The commission is listening to a parade of public witnesses, most of whom warn of the economic dangers awaiting the country if the new Bush administration does not deal quickly with the deficit problem.More witnesses were to testify Wednesday, including House Speaker Jim Wright, D-Texas, and former Federal Reserve Chairman Paul Volcker.
But behind the scenes, commission members are anxiously awaiting word from the Bush camp on what role the new administration sees for the commission.
The first sign will be Bush's choice for the final two people to complete the 14-member advisory group. Supporters of the commission are hoping Bush will name pragmatists along the lines of Bush's choice as budget director, Richard Darman.
They believe that would be the best sign that Bush wants to use the panel, which was created by Congress, as a vehicle for crafting a compromise with Congress to end the seven-year stalemate over the budget deficit.
In an effort to reassure jittery financial markets, Bush has said that he sees attacking the deficit as his top priority but he has not provided any specifics on what he plans to do about it. He says he will name his administration's negotiators with Congress on his first day in office.
Various groups have weighed in with opinions on how Bush should attack the budget deficit, which last year climbed to $155.1 billion and is projected by many economists to hit $165 billion this year.
The Council on Competitiveness, composed of 157 chief executives from business, organized labor and higher education, was presenting the deficit commission with a list of proposals showing that the deficit could be trimmed by $120 billion by 1993 with a combination of $48 billion in spending reductions, $48 billion in new taxes and $24 billion in savings on interest payments on the national debt.

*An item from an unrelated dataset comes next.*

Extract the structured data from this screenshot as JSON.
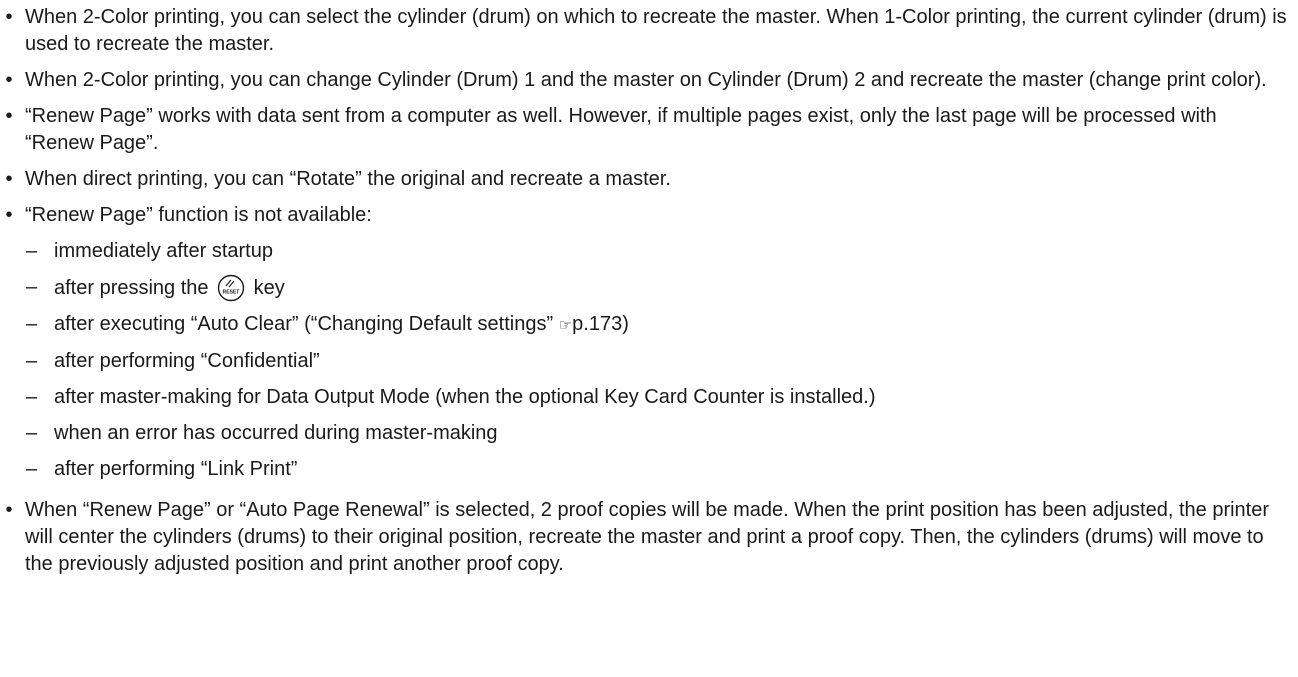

John D. Ong, chairman of B.F. Goodrich & Co. and the project leader for the council's report, said the executives were unable to come up with any credible deficit reduction plan that avoided increasing taxes, something Bush has pledged not to do.
"We determined that reducing the deficit on the spending side of the ledger alone could undermine national security and erode benefits for some of the nation's neediest citizens," Ong told reporters at a briefing Tuesday.
Among the higher taxes the council suggested were a boost in excise taxes on cigarettes and alcohol, which would raise $8 billion annually; a 20-cent-per-gallon increase in the gasoline tax, which would raise $20 billion annually, and higher income tax rates for families earning more than $220,350 a year, which could bring in $7 billion in additional revenues, the council said.